Rob Hansen (editor)

ISBN 978-1-916508-12-5

In this compilation, Rob Hansen surveys the early presence of women in UK science fiction fandom, identifies our first known female fan, and shows the lead-up to the fanzine Femizine (1954-1960) – the first true rallying point for female British fans. Each major contributor is represented by a mini-biography and a photograph, followed by a selection of her writings in Femizine and/or contemporary fan publications. Rob Hansen supplies necessary context and commentary, tells how it all ended, and adds appendices dealing with the male response (reviews in professional sf magazines), the Great Hoax, the full bibliographical details, and an international listing of “Female Fannish Firsts”.

First published as an Ansible Editions ebook for the TAFF site on 29 September 2023. The cover photograph of – from left to right – Ethel Lindsay, Frances Evans and Frances Glynn at the Supermancon (Eastercon 1954) was taken by Eric Bentcliffe. Over 67,000 words.

A printed paperback edition is also available, released simultaneously with the ebook: click here for more. All proceeds from paperback sales go to TAFF.

From Rob Hansen’s Foreword

Femizine (not to be confused with the later similarly-titled US zine Femzine) was launched at SUPERMANCON, the 1954 Eastercon, held that year in Manchester. The idea of an all-female fanzine had been bubbling up for a while and several letters had passed between Frances Evans, Joan Carr, and Ethel Lindsay shortly before the convention in which they decided it was time. Carr volunteered to edit the zine and a flyer was produced in time for the con, with the first issue appearing soon afterwards. As can be seen from the cover photo (taken at the event by Eric Bentcliffe) there was a certain amount of excitement among female fans at this finally happening.

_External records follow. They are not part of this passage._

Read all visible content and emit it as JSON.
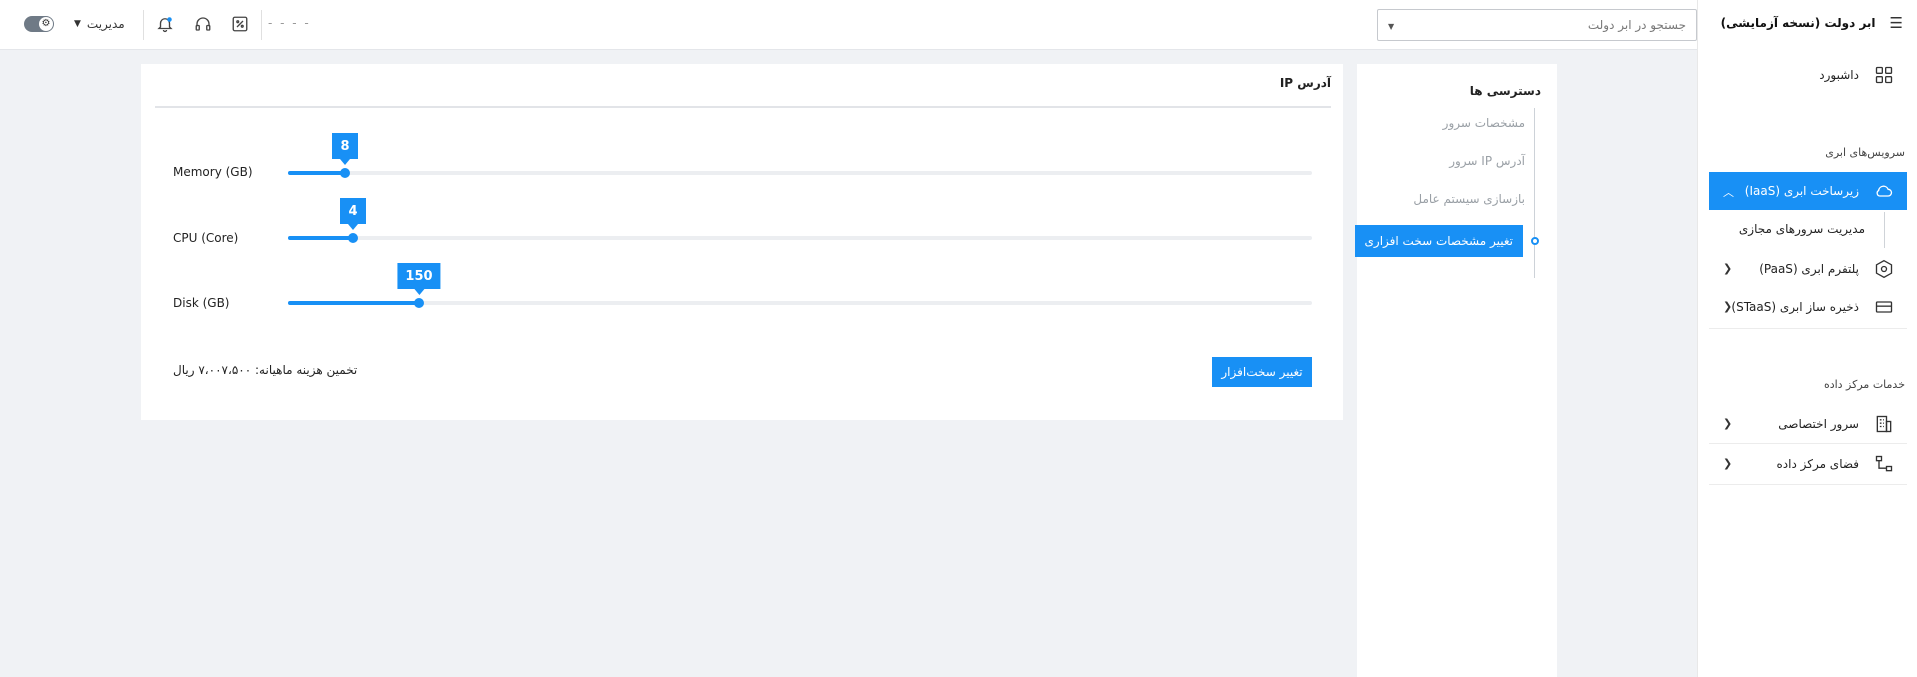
{
  "header": {
    "admin_label": "مدیریت",
    "dots": "- - - -",
    "search_placeholder": "جستجو در ابر دولت",
    "theme_icon": "gear-icon"
  },
  "sidebar": {
    "app_title": "ابر دولت (نسخه آزمایشی)",
    "dashboard": "داشبورد",
    "cloud_services_heading": "سرویس‌های ابری",
    "items": [
      {
        "label": "زیرساخت ابری (IaaS)",
        "icon": "cloud-icon",
        "active": true
      },
      {
        "label": "پلتفرم ابری (PaaS)",
        "icon": "hexagon-icon",
        "active": false
      },
      {
        "label": "ذخیره ساز ابری (STaaS)",
        "icon": "storage-icon",
        "active": false
      }
    ],
    "iaas_sub": "مدیریت سرورهای مجازی",
    "datacenter_heading": "خدمات مرکز داده",
    "dc_items": [
      {
        "label": "سرور اختصاصی",
        "icon": "building-icon"
      },
      {
        "label": "فضای مرکز داده",
        "icon": "network-icon"
      }
    ]
  },
  "access": {
    "title": "دسترسی ها",
    "items": [
      {
        "label": "مشخصات سرور",
        "active": false
      },
      {
        "label": "آدرس IP سرور",
        "active": false
      },
      {
        "label": "بازسازی سیستم عامل",
        "active": false
      },
      {
        "label": "تغییر مشخصات سخت افزاری",
        "active": true
      }
    ]
  },
  "card": {
    "title": "آدرس IP",
    "sliders": [
      {
        "label": "Memory (GB)",
        "value": "8",
        "fraction": 0.056
      },
      {
        "label": "CPU (Core)",
        "value": "4",
        "fraction": 0.063
      },
      {
        "label": "Disk (GB)",
        "value": "150",
        "fraction": 0.128
      }
    ],
    "cost": "تخمین هزینه ماهیانه: ۷،۰۰۷،۵۰۰ ریال",
    "button": "تغییر سخت‌افزار"
  },
  "colors": {
    "accent": "#1890f5",
    "background": "#f0f2f5"
  }
}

As is now widely known, “Joan Carr” did not exist (see Appendix 2). She was created as a hoax to be played primarily on the Nor’west Science Fantasy Club (NSFC), who then met regularly in Manchester....